Instructions to follow> In the entries that follow, how many lines hold the string "editor"? Give only that number.

Data provided>
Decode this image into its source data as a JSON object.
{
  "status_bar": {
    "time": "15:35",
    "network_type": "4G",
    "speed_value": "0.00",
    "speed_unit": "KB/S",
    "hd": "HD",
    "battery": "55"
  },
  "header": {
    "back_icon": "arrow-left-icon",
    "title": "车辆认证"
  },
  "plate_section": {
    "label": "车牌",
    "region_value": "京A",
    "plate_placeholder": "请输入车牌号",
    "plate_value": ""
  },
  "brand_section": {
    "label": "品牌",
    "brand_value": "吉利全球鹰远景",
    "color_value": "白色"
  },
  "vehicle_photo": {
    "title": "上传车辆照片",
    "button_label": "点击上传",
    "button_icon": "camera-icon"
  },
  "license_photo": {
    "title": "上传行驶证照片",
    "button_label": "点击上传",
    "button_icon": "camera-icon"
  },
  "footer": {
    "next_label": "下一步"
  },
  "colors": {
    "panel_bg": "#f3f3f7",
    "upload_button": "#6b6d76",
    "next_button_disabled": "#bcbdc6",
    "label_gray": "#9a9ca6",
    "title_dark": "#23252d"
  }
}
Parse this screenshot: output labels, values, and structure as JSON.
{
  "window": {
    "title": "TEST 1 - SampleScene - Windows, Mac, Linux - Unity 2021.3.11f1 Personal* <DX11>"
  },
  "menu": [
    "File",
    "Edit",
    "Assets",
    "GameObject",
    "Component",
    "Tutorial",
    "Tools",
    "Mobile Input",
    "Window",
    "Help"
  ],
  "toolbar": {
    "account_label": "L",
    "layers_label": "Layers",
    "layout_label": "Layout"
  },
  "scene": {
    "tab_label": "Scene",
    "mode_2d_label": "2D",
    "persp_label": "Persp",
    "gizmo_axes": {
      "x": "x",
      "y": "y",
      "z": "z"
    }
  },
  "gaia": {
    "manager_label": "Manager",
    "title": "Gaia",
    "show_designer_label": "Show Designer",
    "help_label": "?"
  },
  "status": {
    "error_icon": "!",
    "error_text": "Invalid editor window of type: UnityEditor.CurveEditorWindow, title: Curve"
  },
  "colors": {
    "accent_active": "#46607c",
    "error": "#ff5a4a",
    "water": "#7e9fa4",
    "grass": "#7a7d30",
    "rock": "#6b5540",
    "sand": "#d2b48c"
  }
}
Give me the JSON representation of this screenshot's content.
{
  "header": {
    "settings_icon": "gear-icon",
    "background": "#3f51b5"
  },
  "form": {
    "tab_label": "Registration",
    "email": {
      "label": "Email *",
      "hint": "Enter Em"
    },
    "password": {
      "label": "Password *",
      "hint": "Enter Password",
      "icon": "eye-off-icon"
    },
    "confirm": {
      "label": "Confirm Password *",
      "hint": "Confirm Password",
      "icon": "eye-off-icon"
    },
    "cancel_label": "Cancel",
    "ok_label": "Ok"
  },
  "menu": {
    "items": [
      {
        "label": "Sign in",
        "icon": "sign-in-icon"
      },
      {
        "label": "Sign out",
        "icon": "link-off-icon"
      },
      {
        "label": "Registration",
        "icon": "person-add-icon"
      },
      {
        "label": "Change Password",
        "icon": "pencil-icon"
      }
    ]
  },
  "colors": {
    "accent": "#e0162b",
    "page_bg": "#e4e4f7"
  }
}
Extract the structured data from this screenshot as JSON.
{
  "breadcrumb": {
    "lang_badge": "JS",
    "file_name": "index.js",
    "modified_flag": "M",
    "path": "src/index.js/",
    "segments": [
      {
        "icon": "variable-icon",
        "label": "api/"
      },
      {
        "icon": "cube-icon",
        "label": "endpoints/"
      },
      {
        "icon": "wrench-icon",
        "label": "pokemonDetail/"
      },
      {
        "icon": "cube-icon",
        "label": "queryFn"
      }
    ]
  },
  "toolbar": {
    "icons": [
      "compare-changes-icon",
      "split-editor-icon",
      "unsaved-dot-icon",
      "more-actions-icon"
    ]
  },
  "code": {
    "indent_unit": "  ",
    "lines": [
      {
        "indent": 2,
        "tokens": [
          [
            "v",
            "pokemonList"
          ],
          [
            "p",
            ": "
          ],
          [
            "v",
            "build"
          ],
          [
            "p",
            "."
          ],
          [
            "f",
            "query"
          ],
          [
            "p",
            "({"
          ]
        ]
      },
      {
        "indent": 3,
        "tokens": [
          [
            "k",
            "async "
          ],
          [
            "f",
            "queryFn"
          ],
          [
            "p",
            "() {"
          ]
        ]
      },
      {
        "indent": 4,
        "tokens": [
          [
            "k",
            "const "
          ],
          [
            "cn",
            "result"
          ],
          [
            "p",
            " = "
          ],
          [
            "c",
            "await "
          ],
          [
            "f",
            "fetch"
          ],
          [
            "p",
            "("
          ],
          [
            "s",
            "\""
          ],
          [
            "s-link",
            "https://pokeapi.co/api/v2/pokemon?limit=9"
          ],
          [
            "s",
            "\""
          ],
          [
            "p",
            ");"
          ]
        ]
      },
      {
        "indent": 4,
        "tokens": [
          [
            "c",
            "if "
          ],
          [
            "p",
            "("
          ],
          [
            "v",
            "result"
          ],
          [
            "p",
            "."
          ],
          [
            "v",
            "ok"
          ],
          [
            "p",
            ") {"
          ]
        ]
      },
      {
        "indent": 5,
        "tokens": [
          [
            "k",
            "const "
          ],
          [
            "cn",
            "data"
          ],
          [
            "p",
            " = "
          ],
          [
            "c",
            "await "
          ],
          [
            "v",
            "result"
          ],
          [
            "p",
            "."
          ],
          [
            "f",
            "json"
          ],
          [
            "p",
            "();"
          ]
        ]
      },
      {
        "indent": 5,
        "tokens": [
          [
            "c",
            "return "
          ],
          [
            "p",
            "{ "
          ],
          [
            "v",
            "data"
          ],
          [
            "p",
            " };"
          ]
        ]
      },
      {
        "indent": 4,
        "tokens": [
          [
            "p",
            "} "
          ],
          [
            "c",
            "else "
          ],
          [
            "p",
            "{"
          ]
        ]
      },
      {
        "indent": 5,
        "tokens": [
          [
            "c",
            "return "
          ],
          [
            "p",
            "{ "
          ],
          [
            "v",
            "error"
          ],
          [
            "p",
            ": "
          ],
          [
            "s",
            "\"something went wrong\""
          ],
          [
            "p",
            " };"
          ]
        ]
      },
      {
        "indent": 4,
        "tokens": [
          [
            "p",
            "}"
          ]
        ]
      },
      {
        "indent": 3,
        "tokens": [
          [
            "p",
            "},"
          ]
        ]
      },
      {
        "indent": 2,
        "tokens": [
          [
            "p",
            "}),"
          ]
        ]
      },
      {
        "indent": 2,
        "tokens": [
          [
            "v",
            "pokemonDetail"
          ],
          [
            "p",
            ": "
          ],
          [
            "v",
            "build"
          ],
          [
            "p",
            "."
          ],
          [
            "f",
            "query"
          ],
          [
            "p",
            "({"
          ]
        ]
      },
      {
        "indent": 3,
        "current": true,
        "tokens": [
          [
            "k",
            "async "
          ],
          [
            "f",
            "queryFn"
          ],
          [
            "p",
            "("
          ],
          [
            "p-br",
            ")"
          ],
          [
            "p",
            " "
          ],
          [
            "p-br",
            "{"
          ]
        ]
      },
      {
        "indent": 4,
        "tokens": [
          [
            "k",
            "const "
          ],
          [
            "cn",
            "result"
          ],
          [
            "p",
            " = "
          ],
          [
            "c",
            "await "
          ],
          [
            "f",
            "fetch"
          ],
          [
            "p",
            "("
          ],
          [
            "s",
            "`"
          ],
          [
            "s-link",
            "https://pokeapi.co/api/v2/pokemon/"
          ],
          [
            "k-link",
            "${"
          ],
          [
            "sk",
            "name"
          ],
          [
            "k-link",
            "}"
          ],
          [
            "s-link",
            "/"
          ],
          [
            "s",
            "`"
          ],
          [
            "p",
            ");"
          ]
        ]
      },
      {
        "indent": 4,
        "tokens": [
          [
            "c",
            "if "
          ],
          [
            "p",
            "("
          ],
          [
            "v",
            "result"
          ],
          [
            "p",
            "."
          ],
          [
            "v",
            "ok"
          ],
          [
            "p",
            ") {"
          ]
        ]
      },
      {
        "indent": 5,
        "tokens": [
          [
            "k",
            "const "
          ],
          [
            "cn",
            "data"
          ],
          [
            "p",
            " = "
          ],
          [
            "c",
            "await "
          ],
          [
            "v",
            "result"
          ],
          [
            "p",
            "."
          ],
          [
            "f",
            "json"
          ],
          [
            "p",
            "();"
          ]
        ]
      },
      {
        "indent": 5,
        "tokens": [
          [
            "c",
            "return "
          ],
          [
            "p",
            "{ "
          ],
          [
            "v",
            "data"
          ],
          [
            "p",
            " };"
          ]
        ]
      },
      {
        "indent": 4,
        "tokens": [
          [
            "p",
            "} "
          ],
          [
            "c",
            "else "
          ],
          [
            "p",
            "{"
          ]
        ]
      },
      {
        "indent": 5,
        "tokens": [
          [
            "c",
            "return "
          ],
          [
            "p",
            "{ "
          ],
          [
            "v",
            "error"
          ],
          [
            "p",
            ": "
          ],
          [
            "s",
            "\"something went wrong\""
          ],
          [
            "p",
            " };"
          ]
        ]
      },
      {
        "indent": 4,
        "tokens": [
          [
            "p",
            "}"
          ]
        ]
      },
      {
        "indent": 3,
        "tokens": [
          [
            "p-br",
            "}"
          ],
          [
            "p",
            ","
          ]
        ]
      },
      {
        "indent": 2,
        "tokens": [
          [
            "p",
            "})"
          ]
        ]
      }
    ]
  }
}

Reply> 2